● **Work request**:
Scan the lines below for the string "details" and copy every one that has it.

● **Entries shown**:
◆ ◆ ◆ ◆
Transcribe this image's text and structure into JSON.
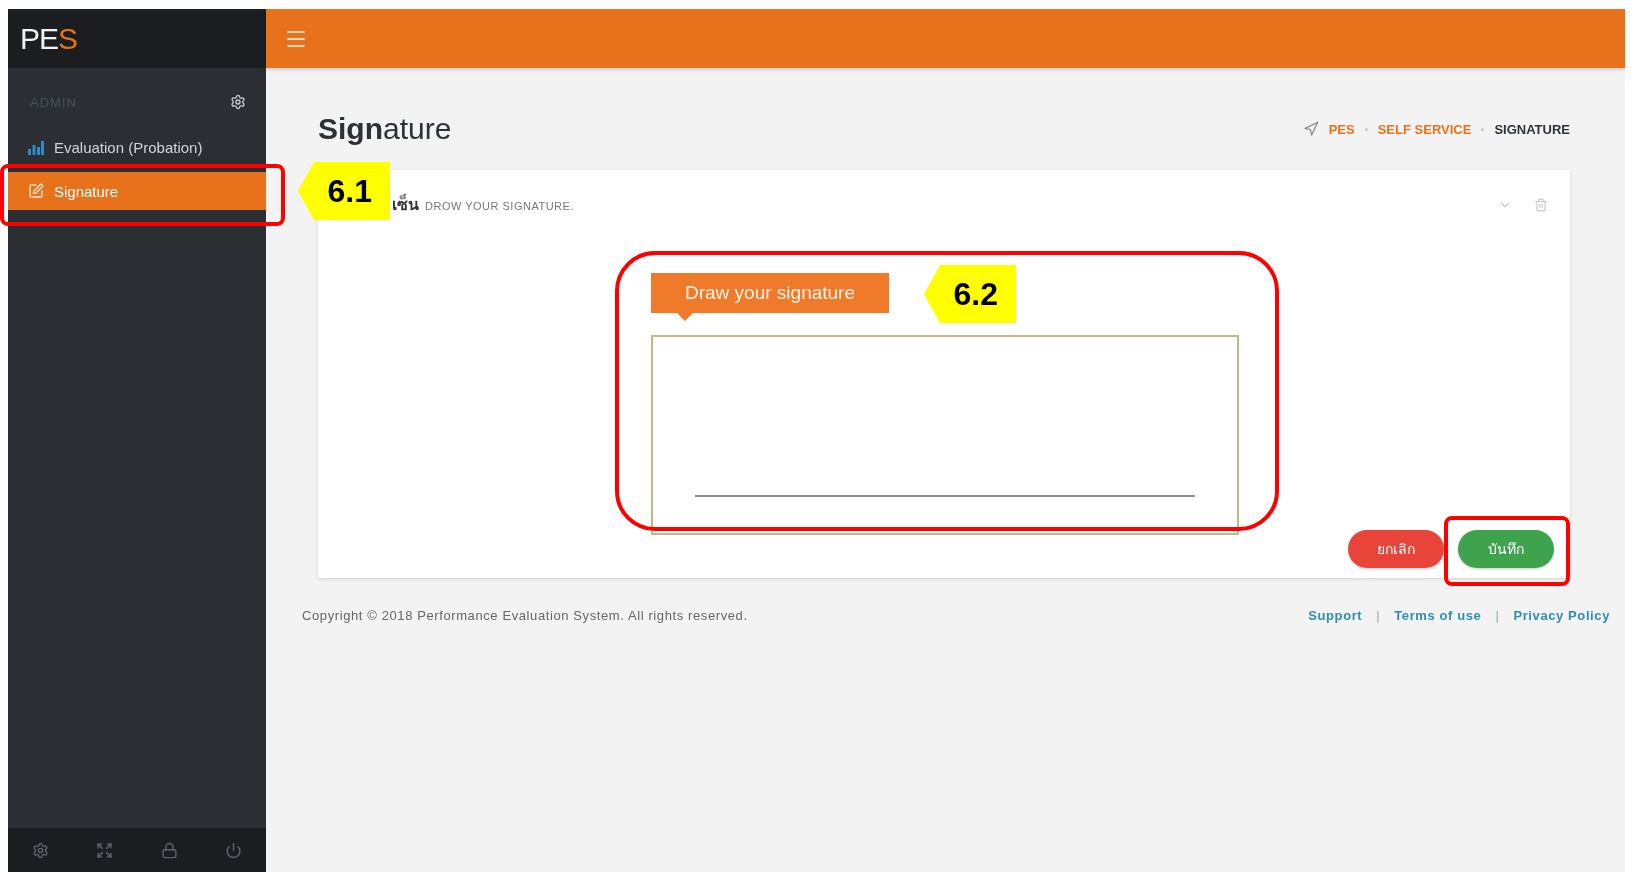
{
  "logo": {
    "text": "PE",
    "accent": "S"
  },
  "sidebar": {
    "section": "ADMIN",
    "items": [
      {
        "label": "Evaluation (Probation)",
        "selected": false
      },
      {
        "label": "Signature",
        "selected": true,
        "annotation": "6.1"
      }
    ]
  },
  "page": {
    "title": "**Sign**ature",
    "breadcrumb": [
      {
        "label": "PES",
        "current": false
      },
      {
        "label": "SELF SERVICE",
        "current": false
      },
      {
        "label": "SIGNATURE",
        "current": true
      }
    ]
  },
  "card": {
    "title": "เซ็น",
    "subtitle": "DROW YOUR SIGNATURE.",
    "pad": {
      "tag": "Draw your signature",
      "annotation": "6.2"
    },
    "buttons": [
      {
        "label": "ยกเลิก",
        "kind": "cancel",
        "highlighted": false
      },
      {
        "label": "บันทึก",
        "kind": "save",
        "highlighted": true
      }
    ]
  },
  "footer": {
    "copyright": "Copyright © 2018 Performance Evaluation System. All rights reserved.",
    "separator": "|",
    "links": [
      "Support",
      "Terms of use",
      "Privacy Policy"
    ]
  }
}
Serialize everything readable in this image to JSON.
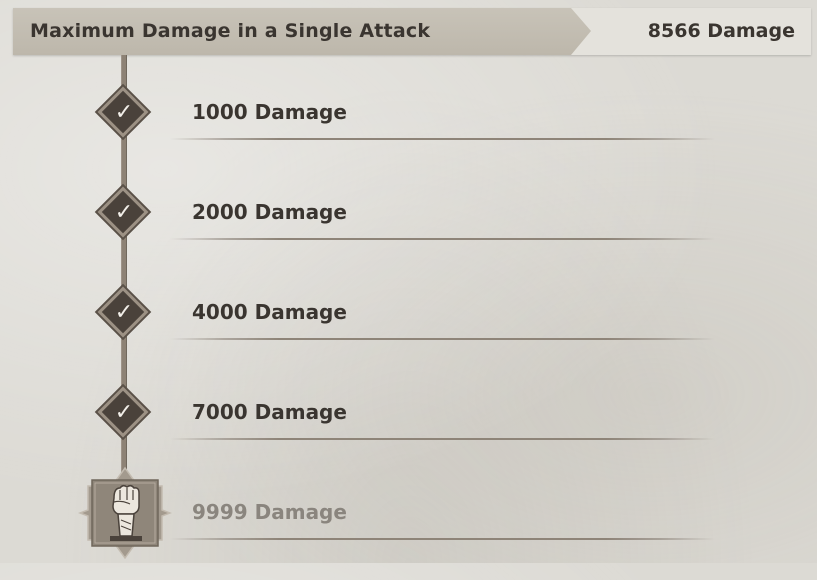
{
  "header": {
    "title": "Maximum Damage in a Single Attack",
    "current_value": "8566 Damage"
  },
  "milestones": [
    {
      "label": "1000 Damage",
      "completed": true,
      "icon": "check-icon"
    },
    {
      "label": "2000 Damage",
      "completed": true,
      "icon": "check-icon"
    },
    {
      "label": "4000 Damage",
      "completed": true,
      "icon": "check-icon"
    },
    {
      "label": "7000 Damage",
      "completed": true,
      "icon": "check-icon"
    },
    {
      "label": "9999 Damage",
      "completed": false,
      "icon": "fist-trophy-icon"
    }
  ],
  "colors": {
    "background": "#dcdad4",
    "header_band": "#bdb7ab",
    "text_dark": "#3a3530",
    "text_locked": "#8a857e",
    "timeline": "#8d8275",
    "diamond_fill": "#4a423b",
    "badge_fill": "#a39a8e"
  }
}
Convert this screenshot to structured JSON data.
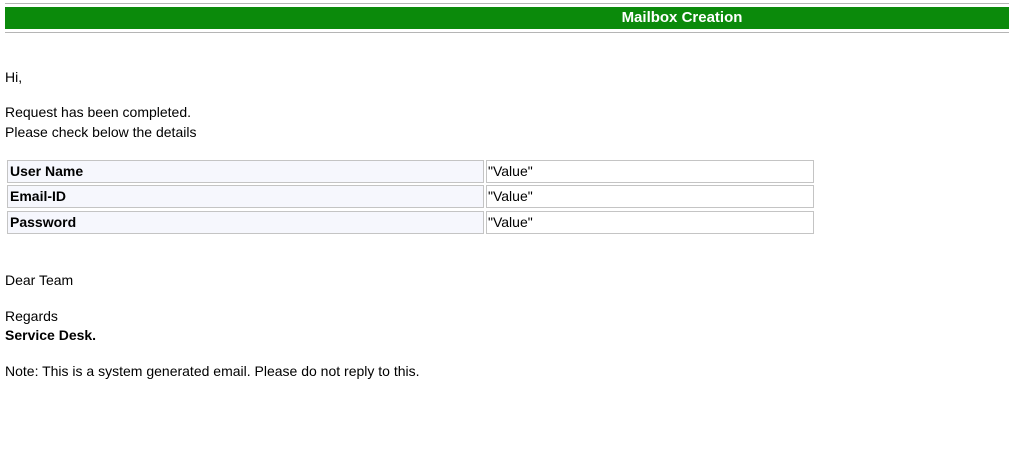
{
  "header": {
    "title": "Mailbox Creation",
    "bar_color": "#0b8a0b"
  },
  "greeting": "Hi,",
  "message": {
    "line1": "Request has been completed.",
    "line2": "Please check below the details"
  },
  "details": [
    {
      "label": "User Name",
      "value": "\"Value\""
    },
    {
      "label": "Email-ID",
      "value": "\"Value\""
    },
    {
      "label": "Password",
      "value": "\"Value\""
    }
  ],
  "closing": {
    "salutation": "Dear Team",
    "regards": "Regards",
    "signature": "Service Desk."
  },
  "note": "Note: This is a system generated email. Please do not reply to this."
}
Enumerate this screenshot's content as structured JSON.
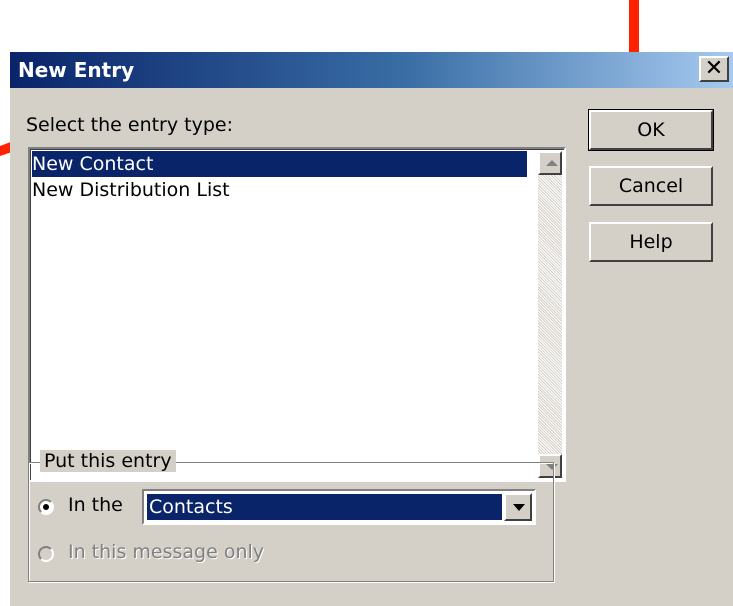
{
  "window": {
    "title": "New Entry",
    "close_glyph": "✕"
  },
  "entry_type": {
    "label": "Select the entry type:",
    "items": [
      {
        "label": "New Contact",
        "selected": true
      },
      {
        "label": "New Distribution List",
        "selected": false
      }
    ]
  },
  "buttons": {
    "ok": "OK",
    "cancel": "Cancel",
    "help": "Help"
  },
  "placement": {
    "group_label": "Put this entry",
    "option_in_the": "In the",
    "option_in_the_selected": true,
    "folder_value": "Contacts",
    "option_message_only": "In this message only",
    "option_message_only_enabled": false
  },
  "colors": {
    "selection": "#0a246a",
    "annotation_arrow": "#ff2200",
    "dialog_face": "#d4d0c8"
  }
}
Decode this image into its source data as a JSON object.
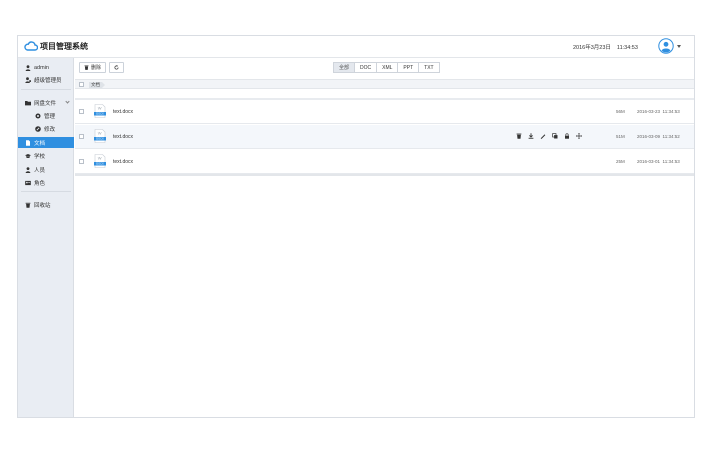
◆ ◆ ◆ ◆
● **Response**:
    "line2": "Please check below the details"
  "details": [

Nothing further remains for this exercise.